### Instructions for the task
Each line in the entries below that holds the word "TradingView" belongs in the answer.

++++ Extracted entries

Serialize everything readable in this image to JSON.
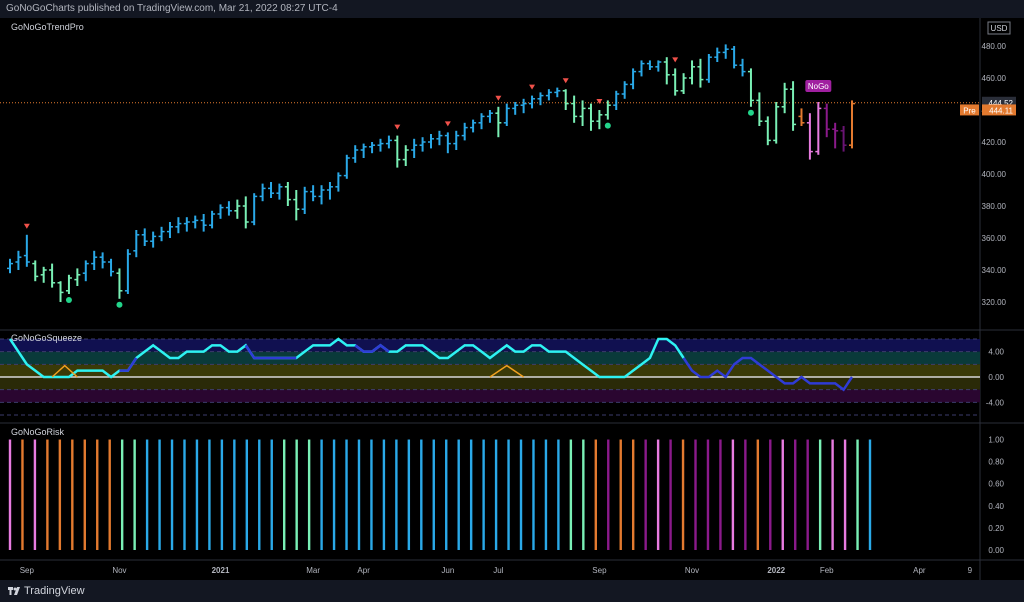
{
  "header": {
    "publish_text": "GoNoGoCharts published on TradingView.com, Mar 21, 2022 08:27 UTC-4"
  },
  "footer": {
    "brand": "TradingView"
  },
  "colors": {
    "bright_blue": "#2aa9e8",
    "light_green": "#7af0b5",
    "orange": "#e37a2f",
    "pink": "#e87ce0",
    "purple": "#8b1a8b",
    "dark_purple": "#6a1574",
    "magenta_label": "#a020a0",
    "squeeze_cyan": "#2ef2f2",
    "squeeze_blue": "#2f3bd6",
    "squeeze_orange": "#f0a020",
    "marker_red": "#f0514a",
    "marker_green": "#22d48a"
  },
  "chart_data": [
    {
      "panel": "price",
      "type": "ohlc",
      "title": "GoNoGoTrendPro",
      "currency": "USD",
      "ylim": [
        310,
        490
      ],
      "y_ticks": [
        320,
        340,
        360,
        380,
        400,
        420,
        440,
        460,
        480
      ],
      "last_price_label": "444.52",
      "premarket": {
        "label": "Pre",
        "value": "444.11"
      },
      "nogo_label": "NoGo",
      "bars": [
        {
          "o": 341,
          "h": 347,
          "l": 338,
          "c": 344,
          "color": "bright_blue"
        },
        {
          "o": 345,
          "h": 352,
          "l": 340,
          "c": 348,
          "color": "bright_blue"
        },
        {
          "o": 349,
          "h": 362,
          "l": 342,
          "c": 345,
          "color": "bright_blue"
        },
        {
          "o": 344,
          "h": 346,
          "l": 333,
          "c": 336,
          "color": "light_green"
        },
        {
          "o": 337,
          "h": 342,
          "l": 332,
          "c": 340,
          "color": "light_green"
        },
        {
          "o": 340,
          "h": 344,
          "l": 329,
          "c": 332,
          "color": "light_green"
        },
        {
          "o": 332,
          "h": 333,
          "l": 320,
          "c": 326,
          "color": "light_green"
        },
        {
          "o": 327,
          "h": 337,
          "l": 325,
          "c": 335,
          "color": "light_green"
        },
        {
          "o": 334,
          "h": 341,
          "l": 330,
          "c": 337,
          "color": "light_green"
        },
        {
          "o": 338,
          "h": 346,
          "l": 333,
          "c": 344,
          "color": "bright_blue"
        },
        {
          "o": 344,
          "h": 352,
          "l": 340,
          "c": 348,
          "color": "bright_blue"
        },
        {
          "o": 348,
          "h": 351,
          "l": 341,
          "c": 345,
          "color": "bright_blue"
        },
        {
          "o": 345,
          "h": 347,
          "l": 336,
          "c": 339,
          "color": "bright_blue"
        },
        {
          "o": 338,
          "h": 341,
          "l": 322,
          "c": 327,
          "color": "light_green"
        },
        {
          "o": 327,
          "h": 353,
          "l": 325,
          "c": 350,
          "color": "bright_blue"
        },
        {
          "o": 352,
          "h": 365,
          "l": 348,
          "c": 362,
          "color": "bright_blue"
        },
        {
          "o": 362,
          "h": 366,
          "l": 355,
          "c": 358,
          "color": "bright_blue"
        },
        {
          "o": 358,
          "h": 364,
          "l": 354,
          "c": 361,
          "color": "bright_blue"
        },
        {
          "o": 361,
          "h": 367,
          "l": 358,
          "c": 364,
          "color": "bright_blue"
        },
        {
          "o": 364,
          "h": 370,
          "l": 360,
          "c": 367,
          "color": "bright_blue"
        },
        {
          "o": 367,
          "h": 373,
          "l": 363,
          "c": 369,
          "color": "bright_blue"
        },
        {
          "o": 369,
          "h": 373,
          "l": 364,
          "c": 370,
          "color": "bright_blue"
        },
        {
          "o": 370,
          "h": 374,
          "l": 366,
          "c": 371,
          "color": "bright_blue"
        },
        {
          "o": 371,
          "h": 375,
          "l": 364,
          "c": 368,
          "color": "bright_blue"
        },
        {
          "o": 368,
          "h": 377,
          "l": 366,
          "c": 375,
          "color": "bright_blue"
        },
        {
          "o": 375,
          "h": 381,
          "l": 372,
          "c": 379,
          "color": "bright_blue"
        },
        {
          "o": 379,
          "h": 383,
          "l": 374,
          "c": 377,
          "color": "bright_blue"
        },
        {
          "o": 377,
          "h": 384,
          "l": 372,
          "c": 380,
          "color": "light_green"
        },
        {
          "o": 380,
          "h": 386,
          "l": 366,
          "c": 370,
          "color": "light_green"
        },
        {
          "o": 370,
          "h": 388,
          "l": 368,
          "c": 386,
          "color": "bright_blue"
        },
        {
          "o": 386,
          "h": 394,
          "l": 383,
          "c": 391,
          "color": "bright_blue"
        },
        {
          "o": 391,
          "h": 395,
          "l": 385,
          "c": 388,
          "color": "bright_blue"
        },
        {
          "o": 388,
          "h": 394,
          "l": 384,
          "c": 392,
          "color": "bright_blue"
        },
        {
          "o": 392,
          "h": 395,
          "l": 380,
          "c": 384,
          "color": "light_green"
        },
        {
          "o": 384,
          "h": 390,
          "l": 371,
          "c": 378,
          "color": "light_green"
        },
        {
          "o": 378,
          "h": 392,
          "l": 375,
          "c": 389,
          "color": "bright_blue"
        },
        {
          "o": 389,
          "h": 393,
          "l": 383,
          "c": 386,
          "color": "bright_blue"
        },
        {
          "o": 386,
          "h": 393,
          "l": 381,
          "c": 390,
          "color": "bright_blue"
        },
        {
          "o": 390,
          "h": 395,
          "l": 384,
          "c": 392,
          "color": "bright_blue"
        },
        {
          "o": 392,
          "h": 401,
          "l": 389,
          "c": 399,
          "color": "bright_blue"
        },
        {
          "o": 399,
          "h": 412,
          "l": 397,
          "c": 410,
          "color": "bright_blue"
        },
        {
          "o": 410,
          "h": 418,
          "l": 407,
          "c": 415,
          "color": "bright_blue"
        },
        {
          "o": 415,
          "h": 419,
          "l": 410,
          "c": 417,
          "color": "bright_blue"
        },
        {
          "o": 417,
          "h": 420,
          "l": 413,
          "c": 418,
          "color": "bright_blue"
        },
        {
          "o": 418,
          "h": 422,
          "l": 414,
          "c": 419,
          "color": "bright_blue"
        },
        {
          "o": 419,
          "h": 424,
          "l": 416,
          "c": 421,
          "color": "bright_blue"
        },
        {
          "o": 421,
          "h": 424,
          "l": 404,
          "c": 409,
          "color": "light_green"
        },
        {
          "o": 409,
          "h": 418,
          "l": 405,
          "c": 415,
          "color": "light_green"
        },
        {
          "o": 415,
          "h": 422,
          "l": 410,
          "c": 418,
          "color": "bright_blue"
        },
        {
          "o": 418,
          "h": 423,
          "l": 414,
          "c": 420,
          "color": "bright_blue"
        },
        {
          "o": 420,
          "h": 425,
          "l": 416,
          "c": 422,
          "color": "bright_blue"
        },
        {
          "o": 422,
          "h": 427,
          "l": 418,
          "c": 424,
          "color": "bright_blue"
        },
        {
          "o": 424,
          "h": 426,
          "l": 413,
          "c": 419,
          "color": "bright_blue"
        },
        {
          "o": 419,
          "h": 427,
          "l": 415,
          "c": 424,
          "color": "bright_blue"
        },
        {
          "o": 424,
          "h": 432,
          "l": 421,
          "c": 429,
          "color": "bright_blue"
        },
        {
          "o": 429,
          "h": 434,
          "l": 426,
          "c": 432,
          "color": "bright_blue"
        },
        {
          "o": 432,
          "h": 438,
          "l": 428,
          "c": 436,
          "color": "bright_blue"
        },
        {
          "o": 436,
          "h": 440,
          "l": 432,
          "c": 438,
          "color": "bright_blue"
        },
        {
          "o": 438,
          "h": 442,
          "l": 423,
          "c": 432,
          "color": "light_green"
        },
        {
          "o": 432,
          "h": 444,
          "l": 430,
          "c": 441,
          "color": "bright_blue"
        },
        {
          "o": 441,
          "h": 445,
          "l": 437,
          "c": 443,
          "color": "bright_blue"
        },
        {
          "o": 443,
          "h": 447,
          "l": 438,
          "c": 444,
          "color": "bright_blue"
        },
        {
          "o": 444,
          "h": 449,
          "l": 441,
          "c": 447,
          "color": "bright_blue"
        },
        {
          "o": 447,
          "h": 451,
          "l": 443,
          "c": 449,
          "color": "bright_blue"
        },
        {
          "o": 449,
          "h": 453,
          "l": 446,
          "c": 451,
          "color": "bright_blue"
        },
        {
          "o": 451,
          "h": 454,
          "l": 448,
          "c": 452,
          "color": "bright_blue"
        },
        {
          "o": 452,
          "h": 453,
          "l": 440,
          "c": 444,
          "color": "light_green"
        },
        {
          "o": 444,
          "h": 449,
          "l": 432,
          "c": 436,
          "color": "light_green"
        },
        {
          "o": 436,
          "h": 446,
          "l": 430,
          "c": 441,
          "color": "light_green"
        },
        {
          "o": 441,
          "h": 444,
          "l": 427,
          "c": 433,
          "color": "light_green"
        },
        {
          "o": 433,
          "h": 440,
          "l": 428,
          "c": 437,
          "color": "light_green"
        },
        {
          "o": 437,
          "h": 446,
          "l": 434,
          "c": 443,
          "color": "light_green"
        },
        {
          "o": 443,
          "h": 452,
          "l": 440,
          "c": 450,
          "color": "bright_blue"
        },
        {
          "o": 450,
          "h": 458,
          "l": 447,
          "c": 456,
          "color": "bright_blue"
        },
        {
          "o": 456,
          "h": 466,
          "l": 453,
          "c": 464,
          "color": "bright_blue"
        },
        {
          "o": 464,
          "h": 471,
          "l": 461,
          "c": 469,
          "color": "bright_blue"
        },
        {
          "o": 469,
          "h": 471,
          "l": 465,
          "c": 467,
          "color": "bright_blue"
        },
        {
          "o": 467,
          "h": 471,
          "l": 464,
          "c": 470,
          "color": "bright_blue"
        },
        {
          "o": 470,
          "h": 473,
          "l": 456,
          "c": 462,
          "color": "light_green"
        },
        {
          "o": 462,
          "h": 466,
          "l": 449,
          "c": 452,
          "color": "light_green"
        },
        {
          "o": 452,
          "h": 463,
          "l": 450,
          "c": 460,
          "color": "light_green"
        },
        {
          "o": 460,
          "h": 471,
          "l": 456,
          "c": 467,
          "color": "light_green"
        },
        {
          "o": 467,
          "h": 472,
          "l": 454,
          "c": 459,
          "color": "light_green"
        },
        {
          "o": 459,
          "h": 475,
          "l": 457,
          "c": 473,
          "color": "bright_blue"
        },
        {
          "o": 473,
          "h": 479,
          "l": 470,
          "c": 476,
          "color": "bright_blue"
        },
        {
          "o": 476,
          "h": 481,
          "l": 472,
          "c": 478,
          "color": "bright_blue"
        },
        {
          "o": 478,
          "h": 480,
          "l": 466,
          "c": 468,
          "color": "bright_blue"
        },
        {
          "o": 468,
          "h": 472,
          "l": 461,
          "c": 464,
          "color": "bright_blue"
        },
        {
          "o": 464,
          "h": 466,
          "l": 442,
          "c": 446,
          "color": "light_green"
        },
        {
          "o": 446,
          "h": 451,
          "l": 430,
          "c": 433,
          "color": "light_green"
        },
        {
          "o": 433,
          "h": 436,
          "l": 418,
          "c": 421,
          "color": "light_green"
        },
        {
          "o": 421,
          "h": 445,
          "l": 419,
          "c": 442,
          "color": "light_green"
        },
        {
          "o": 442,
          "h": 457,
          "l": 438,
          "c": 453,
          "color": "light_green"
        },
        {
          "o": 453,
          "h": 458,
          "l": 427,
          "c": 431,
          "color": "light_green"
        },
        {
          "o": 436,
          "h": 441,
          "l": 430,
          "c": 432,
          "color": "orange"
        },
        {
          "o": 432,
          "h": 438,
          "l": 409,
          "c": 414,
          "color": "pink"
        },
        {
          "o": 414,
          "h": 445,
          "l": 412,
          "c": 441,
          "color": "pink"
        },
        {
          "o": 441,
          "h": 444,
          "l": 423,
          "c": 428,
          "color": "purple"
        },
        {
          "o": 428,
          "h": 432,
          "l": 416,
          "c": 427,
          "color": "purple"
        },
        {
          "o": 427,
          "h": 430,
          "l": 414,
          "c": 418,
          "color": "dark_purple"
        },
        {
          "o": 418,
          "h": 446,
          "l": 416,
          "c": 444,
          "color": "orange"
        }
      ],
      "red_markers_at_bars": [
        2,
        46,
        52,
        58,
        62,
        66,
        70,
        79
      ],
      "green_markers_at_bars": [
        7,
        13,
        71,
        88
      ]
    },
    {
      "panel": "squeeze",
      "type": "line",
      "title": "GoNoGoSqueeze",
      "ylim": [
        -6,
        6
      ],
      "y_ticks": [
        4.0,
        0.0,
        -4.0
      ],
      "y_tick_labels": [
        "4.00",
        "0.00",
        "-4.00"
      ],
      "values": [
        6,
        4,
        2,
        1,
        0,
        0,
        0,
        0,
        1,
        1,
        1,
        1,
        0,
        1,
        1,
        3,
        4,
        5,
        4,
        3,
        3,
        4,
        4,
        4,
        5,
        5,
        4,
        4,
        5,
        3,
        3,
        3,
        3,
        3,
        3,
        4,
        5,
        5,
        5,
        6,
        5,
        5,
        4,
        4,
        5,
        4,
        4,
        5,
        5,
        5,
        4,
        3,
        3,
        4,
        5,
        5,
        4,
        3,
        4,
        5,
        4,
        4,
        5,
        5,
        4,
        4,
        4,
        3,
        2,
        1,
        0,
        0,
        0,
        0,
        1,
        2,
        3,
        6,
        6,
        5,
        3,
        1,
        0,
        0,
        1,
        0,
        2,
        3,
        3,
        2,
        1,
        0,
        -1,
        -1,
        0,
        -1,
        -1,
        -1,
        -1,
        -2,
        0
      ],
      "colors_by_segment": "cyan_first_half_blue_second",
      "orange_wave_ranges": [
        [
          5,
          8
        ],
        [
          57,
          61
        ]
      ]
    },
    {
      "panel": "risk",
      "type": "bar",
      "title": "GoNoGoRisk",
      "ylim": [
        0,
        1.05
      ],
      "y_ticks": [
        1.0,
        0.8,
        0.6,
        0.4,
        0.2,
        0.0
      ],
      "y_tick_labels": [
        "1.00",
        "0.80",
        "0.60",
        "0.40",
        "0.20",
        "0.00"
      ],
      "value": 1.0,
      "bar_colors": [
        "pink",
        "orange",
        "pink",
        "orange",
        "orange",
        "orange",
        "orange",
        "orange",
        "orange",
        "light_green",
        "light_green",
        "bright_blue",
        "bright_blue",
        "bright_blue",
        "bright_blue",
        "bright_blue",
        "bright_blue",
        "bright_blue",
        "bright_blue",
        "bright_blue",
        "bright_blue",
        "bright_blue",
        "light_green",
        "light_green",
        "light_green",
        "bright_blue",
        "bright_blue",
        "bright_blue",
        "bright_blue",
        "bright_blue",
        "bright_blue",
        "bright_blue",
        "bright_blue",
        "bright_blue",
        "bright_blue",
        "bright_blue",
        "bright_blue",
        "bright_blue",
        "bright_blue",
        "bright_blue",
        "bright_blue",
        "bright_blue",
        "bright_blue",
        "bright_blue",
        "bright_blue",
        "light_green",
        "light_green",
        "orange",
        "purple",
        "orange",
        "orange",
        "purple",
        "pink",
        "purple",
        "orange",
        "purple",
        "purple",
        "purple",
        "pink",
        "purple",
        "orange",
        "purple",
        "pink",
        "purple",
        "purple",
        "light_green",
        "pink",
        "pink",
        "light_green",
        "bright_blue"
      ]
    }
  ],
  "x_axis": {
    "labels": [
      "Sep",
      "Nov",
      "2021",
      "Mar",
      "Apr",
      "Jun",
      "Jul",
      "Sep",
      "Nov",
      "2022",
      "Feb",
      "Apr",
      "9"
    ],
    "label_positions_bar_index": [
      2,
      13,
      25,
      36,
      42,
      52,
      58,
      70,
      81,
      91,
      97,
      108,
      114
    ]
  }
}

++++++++

### Answer below
    "publish_text": "GoNoGoCharts published on TradingView.com, Mar 21, 2022 08:27 UTC-4"
    "brand": "TradingView"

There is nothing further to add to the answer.